But the decision to erect the statue again instead of removing it entirely drew the ire of some activists.
“The relocation of the Sims monument to Green-Wood Cemetery in Brooklyn by the City of New York denotes that this physical representation of anti-black violence will still stand and maintain its presence in the heart of yet another community of color,” Amrit Trewn, an activist, said, according to The New York Times.
City Councilwoman Inez Barron (D) agreed, saying at Monday’s hearing, “Green-Wood Cemetery has said they’re willing to take it. Fine. Complete the job and bury it.”
When the statue is put up in the cemetery, it will reportedly be accompanied by information about Sims’ experiments and history.
The names of many black women on whom Sims experimented are not known. The three that are, Anarcha, Betsy, and Lucy — along with the unnamed victims — have been suggested as possible replacements for Sims’ former statue in Central Park. The city will consult with the local community to determine what should replace Sims in the park, a mayoral spokesperson told the Times.
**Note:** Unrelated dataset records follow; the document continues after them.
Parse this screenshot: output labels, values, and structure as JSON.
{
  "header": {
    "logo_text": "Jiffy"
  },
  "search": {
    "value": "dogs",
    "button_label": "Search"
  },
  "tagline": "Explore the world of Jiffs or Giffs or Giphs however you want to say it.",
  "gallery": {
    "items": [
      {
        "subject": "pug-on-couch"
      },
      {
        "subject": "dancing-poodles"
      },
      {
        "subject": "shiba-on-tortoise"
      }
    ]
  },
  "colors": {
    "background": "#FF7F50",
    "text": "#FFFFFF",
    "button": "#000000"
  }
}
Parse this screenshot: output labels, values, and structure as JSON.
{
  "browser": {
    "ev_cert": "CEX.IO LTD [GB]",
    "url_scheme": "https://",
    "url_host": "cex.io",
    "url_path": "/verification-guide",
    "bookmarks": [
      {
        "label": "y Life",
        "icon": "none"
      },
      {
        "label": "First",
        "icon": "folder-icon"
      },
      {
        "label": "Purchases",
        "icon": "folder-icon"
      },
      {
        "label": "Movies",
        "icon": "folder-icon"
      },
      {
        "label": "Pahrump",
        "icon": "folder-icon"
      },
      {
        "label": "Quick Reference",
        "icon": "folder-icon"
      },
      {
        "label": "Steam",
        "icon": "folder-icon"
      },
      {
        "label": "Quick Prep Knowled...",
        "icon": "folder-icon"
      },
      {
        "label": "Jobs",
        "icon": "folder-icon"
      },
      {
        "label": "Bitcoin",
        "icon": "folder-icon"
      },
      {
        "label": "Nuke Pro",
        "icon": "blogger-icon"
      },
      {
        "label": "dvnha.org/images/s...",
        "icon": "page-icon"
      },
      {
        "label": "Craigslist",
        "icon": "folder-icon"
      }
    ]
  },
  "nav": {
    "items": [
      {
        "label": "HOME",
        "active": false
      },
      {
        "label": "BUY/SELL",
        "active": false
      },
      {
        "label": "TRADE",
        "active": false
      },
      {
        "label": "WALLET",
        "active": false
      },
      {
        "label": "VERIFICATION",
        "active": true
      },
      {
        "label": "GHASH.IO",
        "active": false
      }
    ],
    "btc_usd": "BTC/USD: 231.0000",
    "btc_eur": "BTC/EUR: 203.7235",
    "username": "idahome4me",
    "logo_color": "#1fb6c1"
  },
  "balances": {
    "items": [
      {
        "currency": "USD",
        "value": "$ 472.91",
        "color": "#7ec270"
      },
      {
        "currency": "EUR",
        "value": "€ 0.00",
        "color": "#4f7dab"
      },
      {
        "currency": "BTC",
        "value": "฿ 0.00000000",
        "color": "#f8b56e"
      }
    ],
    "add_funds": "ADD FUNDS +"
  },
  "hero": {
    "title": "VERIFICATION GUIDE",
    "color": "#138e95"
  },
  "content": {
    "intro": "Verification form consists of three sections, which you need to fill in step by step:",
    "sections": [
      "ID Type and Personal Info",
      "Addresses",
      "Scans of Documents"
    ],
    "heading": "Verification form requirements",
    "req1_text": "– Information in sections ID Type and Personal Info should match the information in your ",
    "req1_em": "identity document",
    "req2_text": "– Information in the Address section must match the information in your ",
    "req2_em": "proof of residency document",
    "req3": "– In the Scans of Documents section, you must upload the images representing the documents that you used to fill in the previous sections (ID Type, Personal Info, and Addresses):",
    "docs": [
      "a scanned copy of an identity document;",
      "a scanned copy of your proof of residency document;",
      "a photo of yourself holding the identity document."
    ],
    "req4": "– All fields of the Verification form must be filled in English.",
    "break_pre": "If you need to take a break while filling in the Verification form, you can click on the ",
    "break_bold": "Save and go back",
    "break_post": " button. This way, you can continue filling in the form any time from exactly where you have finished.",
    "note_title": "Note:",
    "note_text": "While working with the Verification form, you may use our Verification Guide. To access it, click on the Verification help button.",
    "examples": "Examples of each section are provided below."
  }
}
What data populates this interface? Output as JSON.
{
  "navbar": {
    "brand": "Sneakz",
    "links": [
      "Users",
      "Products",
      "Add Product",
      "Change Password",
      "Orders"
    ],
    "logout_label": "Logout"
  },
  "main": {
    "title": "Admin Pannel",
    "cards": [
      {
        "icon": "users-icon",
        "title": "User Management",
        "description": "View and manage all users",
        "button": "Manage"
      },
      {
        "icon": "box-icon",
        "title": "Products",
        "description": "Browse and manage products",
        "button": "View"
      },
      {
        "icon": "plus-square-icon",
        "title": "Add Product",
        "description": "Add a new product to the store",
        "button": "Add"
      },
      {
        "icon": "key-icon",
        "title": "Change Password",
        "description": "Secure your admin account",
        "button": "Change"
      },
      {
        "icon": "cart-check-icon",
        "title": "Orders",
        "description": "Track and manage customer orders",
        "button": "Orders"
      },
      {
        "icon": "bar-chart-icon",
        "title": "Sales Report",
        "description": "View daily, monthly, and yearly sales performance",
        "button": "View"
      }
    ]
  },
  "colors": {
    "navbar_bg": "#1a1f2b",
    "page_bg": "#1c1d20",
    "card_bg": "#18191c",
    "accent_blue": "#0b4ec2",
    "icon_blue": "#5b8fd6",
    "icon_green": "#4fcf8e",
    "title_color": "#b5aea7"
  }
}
The monument to Sims is among a number of other statues that have drawn controversy in New York in recent months. Protesters have pushed the American Museum of Natural History to remove the a statue of Theodore Roosevelt, and a statue of Christopher Columbus became an issue in the recent mayoral election, though de Blasio ultimately decided the statue should remain with added information about Columbus’s treatment of Native Americans.